(Beginning of INPUT MATERIAL)
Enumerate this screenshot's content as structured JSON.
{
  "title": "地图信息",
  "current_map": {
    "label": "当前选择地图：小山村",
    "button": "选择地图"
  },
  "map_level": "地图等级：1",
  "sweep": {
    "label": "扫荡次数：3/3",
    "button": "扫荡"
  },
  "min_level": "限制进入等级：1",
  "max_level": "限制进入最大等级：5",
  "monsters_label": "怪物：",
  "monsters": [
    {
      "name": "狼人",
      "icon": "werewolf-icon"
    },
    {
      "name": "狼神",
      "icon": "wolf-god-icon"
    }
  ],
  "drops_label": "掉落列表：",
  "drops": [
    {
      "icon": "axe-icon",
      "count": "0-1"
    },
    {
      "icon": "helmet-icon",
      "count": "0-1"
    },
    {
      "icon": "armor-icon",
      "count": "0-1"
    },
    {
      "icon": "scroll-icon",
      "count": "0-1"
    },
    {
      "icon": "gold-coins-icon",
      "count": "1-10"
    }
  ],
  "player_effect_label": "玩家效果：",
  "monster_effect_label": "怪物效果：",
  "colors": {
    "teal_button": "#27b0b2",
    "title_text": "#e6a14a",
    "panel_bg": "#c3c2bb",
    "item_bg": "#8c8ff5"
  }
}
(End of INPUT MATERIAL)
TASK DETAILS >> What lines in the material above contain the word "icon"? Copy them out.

THE ANSWER >>
      "icon": "werewolf-icon"
      "icon": "wolf-god-icon"
      "icon": "axe-icon",
      "icon": "helmet-icon",
      "icon": "armor-icon",
      "icon": "scroll-icon",
      "icon": "gold-coins-icon",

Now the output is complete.